If you’re into pilates or barre exercise, you’ll use a relatively light amount of weight despite your current level of fitness or abilities. If you’re at a higher level of fitness, the weight of your equipment is increased by just a few pounds.
Most barre and pilates workouts don’t utilize anything over a five-pound weight and often just use a series of bodyweight exercises. This may seem very light for some people, but pilates and barre workouts are endurance-focused with large importance on the core and muscular toning.
Powerlifting is not just a training method, but also a competitive sport. If you’re interested in powerlifting training, you need to work on maximizing performance and explosiveness of a muscle group in order to lift at competitive amounts of weight.
Powerlifting is most synonymous with the muscular strength goal in which performance of the muscles is given more priority than the appearance of the muscles.
CrossFit is a widely popular form of training with highly specific methods.
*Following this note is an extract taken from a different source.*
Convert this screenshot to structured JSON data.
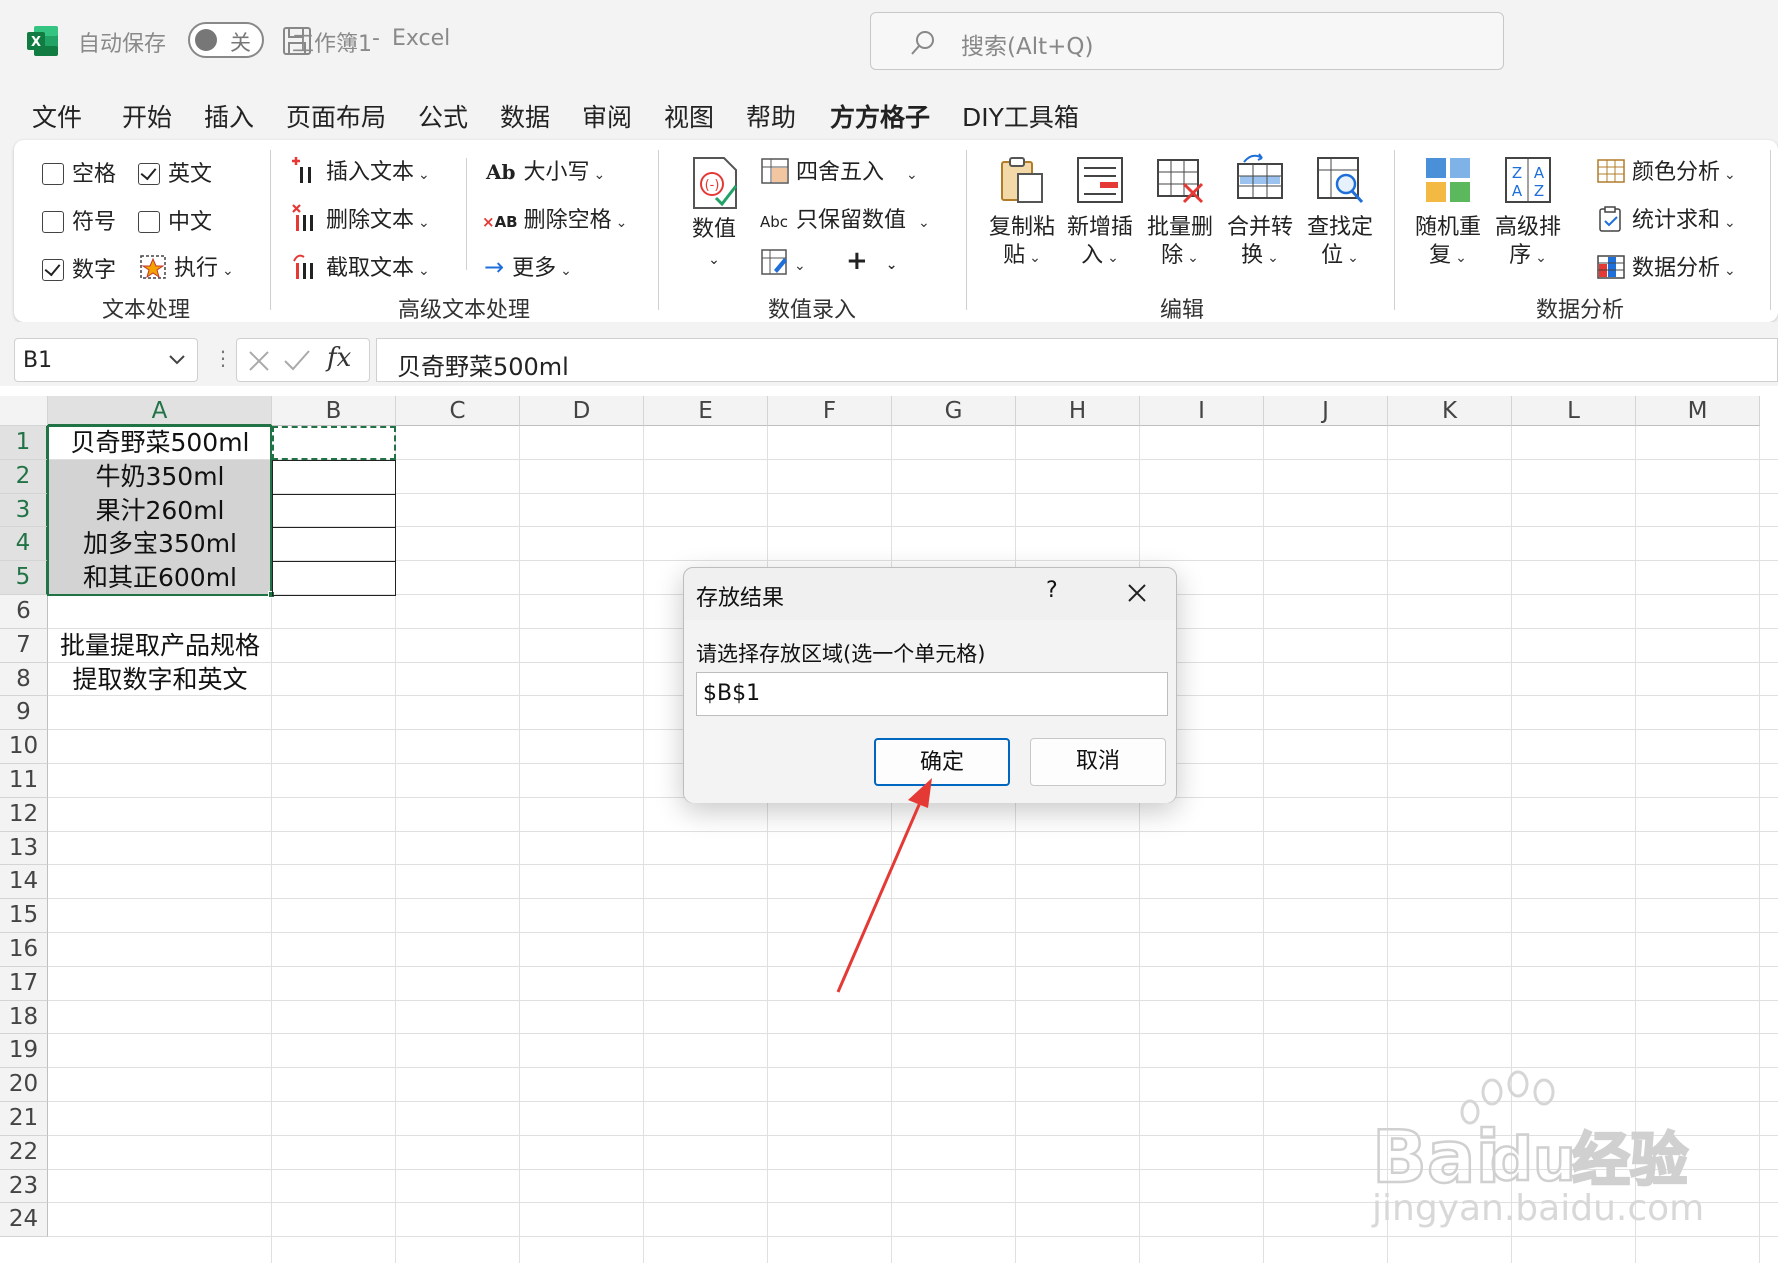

Unlike some other forms of training, CrossFit aims to achieve several different goals at once.
When doing CrossFit, you’ll likely need to do a combination of endurance-level weight and muscular strength-training weight. Free weights are an extremely important tool for CrossFit.
HIIT, or high-intensity interval training, is a type of cardio workout that often utilizes just your body weight. However, sometimes HIIT uses dumbbells or kettlebells. In this case, it’s best to use lighter dumbbells or than what you’d consider being your current normal weight.
This is because HIIT is typically highly taxing at any level of fitness and often recruits high levels of muscular endurance.
If you’re building a home gym or prefer to do home workouts, knowing what equipment to buy is difficult. If you’re specifically stuck on what poundage of weights to buy, look at the many options that provide a large range of dumbbells to choose from.
These are typically cheaper per pound than buying a new set of dumbbells each time you feel ready to move up. You can also look for adjustable dumbbells, which can be a much more affordable option.
That 30-pound dumbbell might be easy to squat, but don’t pick up the same 30-pound dumbbell expecting to be able to curl it. This is just simply not how the body works.
Typically, your lower body is much stronger than your upper body, but we aren’t telling you to skip leg day. Just be aware that your abilities aren’t universal for every muscle group.
As if choosing your dumbbell weight amount wasn’t already difficult, we should probably tell you that that number will always be changing. If the weight you’re moving isn’t increasing over time, you aren’t likely to make much progress.
This is why progressive overload is important to implement with nearly any method of training.
What is progressive overload, you may ask? Simply put, progressive overload is the gradual increase of weight you lift over time. Some people have this down to a mathematical equation, but others just experiment to see what feels right.
Again, the increase in weight will likely differ between muscle groups as it is typical for certain muscle groups to progress slower than others.The best tips for progressive overload are:
Determining how much weight your dumbbells should be can cause an unnecessary sweat, and not the good kind of sweat! Walking into the gym without a plan is never a good idea and can even hinder your ability to reach your goals. Deciding your dumbbell weight is just one step towards having killer gym sessions every time.
Taking a serious look at your abilities, goals, and preferred method of training is vital in knowing how much weight you should be moving. Choosing the right equipment is never easy when you’re striving for efficiency, effectiveness, and most importantly, massive gains.
However, you should never take your goals lightly. Whether you’re a CrossFit junkie or looking to sprint like a true athlete, doing every part of your workout with knowledge and intent just makes sense.